In my one second scan of his ballast, I notice dozens of stacked bicycle parts: forks wheels, crankshafts. Is he a scavenger, a coyote for spare parts, or perhaps a bike thief? I take a quick look back down State Street and see that my pursuers have disappeared into the darkness.
At this witching hour, there is a marketplace and business being conducted, just as there is during the day. On foot, as an unassuming walker in sweats, I could be anybody. It’s a unique vantage point, which is not visible to police in patrol cars, and completely invisible to motorists or bikers. On foot I’m a troller, a nightwalker. What lurks around the corners are the true creatures of the night, but I’m too timid to know them.
The next night, my cousin James joins me. It’s 1 am on a Friday.
The same city I visited 22 hours ago has not yet emerged. Now the streets are very much alive: the night time party is in full swing. Every bar we pass is packed—Dick and Dixie’s, Twilight Lounge, especially Johnny’s, Beer Bar, Bar X. They are alive with young, loud people. Now past 35, this is no longer my scene. But it’s nice to see it’s a lot cooler than the late night Salt Lake City I knew. We don’t stop. We have ground to cover.
Just east of Main Street a potential fight is ensuing. “You can talk sh*t, but you can’t just walk away. Come back and say that to my face… Seriously dude, I don’t mind you talking sh*t, just come say it right here to my face!” The man’s girlfriend quells potential hostilities. “Listen dude, just back the fu** off!” She is one foot away, unafraid, head raised high, staring in the much larger man’s face. He backs off: girl power.

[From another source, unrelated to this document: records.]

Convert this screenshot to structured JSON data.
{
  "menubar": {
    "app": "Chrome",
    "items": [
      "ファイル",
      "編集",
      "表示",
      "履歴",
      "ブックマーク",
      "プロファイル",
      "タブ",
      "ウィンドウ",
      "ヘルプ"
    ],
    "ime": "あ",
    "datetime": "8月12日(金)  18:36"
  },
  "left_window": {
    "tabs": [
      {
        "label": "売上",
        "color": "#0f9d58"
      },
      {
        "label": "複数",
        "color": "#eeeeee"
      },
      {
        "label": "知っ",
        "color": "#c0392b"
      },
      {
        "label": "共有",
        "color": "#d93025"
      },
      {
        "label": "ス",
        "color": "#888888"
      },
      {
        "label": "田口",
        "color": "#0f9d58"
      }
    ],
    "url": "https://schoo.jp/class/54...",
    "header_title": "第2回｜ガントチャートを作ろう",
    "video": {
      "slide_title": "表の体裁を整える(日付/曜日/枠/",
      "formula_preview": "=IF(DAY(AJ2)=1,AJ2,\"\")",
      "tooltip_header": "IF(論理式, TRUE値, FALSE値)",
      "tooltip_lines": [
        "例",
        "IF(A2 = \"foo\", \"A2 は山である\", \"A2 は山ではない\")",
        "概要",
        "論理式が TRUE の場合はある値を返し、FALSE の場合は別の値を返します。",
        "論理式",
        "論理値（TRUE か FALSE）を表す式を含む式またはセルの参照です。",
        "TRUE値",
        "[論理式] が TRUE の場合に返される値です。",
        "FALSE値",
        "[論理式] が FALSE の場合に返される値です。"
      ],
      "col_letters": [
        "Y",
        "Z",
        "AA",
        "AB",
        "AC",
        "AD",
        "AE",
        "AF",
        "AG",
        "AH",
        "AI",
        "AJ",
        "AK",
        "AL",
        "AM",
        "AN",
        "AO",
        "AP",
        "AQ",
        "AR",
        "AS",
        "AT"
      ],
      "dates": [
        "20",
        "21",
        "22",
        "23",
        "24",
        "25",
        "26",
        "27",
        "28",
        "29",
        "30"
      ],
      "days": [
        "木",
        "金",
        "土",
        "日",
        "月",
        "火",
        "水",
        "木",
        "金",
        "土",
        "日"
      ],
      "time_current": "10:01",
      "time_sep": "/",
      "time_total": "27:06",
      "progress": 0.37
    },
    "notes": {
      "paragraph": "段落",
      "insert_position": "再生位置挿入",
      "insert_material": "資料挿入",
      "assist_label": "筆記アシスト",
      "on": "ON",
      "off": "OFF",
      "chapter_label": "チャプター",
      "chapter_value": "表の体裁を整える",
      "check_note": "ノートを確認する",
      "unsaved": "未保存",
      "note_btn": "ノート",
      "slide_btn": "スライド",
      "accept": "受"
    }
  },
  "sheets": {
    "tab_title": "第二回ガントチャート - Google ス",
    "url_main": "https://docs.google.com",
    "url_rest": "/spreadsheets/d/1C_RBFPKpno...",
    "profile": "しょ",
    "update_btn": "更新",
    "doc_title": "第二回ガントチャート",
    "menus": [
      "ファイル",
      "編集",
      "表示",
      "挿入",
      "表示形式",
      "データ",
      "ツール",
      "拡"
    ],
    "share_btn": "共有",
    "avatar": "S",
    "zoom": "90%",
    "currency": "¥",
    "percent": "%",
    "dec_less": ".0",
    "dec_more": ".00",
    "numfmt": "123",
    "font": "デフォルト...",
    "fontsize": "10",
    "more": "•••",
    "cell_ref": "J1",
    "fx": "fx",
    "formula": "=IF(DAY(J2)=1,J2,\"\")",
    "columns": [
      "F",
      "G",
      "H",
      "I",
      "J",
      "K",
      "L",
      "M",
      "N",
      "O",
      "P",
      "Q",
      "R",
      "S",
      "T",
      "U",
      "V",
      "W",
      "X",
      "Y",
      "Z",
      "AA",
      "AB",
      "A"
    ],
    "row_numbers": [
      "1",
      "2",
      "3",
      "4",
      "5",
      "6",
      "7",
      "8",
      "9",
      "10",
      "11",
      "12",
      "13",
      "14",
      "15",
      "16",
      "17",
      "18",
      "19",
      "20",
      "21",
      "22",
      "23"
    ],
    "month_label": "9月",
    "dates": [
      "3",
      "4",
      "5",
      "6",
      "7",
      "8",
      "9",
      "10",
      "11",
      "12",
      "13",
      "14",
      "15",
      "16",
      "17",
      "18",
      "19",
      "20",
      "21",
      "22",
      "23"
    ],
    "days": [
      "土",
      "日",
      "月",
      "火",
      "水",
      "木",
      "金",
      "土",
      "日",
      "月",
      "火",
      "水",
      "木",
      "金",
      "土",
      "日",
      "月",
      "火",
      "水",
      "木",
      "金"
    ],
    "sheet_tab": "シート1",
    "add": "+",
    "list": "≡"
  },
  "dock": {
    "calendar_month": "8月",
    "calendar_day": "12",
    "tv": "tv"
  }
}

We visit Pierpont Ave., Lumpys, and then Sky Bar, where two youngsters in club outfits are shamefully puking one right after the other. They hide their faces in shame: party fouls.
An anomaly that becomes obvious is that every place of business with any lawn at all at 1:30 am has sprinklers spraying. No place for drunks or bums to pass out. We proceed to our destination: Pioneer Park. I wouldn’t dare do this if James wasn’t here. But the scene is surprising—the Park is bare. No campers, no drug deals, not even litter. It’s surprisingly clean. Is this the result of Mayor Biskupski and County Mayor McAdam’s recent crackdown on crime?
We travel further south on 400 West. Campers and homeless people are outside the Catholic Rescue Mission. We cross 400 South, then find a treasure trove under a huge tarp. The dimensions are ridiculous—10 feet wide by 20 feet long. I look underneath where probably 30 bicycles are hidden in plain sight.
Were these legitimately left here? That’s hard to imagine. I’ve had two bicycles stolen at or near Pioneer Park. Bikes are currency for the drug trade, but this appears like some type of bicycle limbo. Nobody is protecting the cache, and I wonder if any of my bikes are under there. I wonder if the police know about this plunder?
We continue home. At this hour there are plenty of cars on State Street and nobody says a word or attempts to engage us. It’s nothing like the world I witnessed last night at 3:30 AM. The business of the night won’t open for another two-and-a-half hours.
Next month I plan to present these bike theft clues to the SLCPD. I’ll offer a follow up story about what they tell me online at UtahStories.com